There was, first of all, uncertainty over the question the referendum was to decide upon. Would that have been over whether the Greeks endorse the debt deal agreed by Eurozone leaders on October 26, which also includes a substantive reduction of Greece’s debt? Or would the Greeks have been asked, as Angela Merkel intimated, whether they wanted to stay in the Eurozone or not? Neither makes sense. In the first case, the idea of deciding whether you agree unilaterally with an already established agreement is a rather outlandish one. For you not only break the rules of the game in which you are still a participant; you also assume that your partners will stick to the agreement that you have already broken. In the second case, the idea is simply senseless as no major Greek party has ever seriously pondered leaving the euro and returning to the drachma.

Papandreou’s gambit was, moreover, imprudent because, given Greece’s extremely weak position, it failed to consider the reactions of her European and other international partners. None could have been expected to be pleased with Papandreou undermining their most painstaking efforts to bolster the Eurozone and calm down the international markets. And, then, there was another question that was never posed: was Greece really in a position to finance the referendum? Nothing could be more telling of the situation, I think, than the following statement by Christine Lagarde of the IMF, released on 2 November: “I welcome the [Greek] Prime Minister’s indication that the referendum which has been announced will take place as soon as possible so that the Euro Summit agreement can be implemented expeditiously. As soon as the referendum is completed, and all uncertainty removed, I will make a recommendation to the IMF Executive Board regarding the sixth tranche of our loan to support Greece’s economic programme.”

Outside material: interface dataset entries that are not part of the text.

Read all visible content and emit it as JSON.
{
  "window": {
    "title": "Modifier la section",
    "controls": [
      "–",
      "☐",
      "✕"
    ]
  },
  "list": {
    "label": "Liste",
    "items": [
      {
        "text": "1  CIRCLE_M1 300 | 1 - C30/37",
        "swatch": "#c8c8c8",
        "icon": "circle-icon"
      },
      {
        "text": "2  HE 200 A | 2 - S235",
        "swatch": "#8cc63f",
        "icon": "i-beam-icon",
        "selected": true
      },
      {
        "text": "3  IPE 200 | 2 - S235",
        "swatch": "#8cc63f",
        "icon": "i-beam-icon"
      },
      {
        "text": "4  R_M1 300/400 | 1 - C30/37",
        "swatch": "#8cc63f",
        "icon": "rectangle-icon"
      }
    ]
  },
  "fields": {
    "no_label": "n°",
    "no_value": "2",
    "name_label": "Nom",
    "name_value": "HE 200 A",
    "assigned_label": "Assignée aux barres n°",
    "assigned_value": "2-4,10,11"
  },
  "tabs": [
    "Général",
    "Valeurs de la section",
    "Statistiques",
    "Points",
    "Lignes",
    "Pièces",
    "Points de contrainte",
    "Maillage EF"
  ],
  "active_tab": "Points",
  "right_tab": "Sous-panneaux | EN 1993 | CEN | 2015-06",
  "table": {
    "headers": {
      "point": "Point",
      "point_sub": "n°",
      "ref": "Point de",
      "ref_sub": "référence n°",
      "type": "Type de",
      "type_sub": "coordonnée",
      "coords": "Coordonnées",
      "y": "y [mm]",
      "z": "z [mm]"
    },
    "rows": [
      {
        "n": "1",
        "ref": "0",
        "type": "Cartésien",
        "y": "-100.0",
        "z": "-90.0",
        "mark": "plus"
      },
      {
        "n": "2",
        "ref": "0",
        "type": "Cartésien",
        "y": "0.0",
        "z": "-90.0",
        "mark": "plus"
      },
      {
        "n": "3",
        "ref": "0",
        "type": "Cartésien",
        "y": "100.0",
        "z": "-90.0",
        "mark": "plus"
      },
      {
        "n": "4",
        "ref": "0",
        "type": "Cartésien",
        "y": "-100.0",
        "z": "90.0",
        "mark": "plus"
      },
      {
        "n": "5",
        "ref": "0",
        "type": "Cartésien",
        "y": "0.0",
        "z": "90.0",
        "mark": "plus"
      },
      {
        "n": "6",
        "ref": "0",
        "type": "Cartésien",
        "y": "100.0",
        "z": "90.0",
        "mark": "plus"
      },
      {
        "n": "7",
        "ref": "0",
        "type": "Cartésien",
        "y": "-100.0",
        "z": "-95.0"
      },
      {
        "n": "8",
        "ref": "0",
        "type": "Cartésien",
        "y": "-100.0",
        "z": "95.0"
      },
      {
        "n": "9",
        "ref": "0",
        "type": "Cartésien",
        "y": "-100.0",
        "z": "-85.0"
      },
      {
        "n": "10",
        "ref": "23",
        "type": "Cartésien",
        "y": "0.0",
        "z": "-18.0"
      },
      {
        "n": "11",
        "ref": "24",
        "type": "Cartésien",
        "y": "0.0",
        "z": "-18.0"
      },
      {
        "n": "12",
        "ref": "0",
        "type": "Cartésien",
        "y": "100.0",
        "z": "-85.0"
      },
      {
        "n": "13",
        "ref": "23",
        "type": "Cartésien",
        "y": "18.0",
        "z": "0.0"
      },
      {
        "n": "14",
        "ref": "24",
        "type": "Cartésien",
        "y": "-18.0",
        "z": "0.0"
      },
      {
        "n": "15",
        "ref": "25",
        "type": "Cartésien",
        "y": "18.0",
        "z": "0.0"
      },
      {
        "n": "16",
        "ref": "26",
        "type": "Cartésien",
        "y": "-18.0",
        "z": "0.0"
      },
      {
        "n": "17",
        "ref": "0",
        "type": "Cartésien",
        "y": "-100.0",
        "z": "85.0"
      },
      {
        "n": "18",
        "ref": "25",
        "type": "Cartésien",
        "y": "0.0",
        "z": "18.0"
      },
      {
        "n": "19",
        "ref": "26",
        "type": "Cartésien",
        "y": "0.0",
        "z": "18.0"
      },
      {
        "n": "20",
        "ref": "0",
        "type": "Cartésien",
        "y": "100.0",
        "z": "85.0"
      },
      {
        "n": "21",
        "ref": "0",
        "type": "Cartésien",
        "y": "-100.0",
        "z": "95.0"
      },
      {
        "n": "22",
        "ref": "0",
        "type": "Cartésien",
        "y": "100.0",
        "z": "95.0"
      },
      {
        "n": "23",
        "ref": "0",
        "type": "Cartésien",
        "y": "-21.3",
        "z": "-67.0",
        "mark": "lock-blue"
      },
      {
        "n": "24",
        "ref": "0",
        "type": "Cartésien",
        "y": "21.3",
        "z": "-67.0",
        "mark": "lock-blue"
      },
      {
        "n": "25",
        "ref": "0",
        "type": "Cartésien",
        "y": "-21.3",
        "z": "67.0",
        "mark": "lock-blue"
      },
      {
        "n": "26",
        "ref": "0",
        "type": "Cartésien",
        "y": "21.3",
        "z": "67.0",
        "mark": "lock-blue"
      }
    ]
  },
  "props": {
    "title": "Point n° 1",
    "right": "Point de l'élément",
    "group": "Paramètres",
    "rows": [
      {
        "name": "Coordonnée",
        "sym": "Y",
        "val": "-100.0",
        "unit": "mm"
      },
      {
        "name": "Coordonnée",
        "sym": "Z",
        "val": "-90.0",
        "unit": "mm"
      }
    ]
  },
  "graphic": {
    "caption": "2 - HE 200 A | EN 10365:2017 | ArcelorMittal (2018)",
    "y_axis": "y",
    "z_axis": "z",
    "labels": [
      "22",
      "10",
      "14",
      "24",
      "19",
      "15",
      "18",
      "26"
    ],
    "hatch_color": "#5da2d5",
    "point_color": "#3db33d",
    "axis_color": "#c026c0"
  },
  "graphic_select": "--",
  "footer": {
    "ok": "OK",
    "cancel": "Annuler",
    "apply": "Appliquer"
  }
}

Finally, Papandreou’s decision to call a surprise referendum was anything but democratic as he took it without prior consultation with  - let alone the agreement of - his own party organs, his government, and especially the finance minister, and the President of the Greek Republic, who is responsible according to the Greek constitution for authorizing referenda. His decision also showed little respect for Greece’s European partners who had taken enormous political risks in their respective countries in setting up the October deal.

Contrary to Anthony Barnett’s belief, the quality of any decision depends on its outcomes rather than on the amount and nature of the opposition it manages to bring together. Papandreou has now called off his original decision for a referendum. But look at the disastrous outcomes of it: the previous deal is now being wrecked; Papandreou has lost both whatever popular support was left to him and international credibility; Greece had another unnecessary dose of bad publicity; and the Eurozone now looks even more uncertain and fragile than it was before Papandreou’s very bad idea about calling his surprise referendum.   

About the author

Takis Pappas is an associate professor of comparative politics at the University of Macedonia, Thessaloniki, Greece (on leave) and a Marie Curie Fellow at the European University Institute, Florence, Italy. His recent work focuses on the comparative study of populism.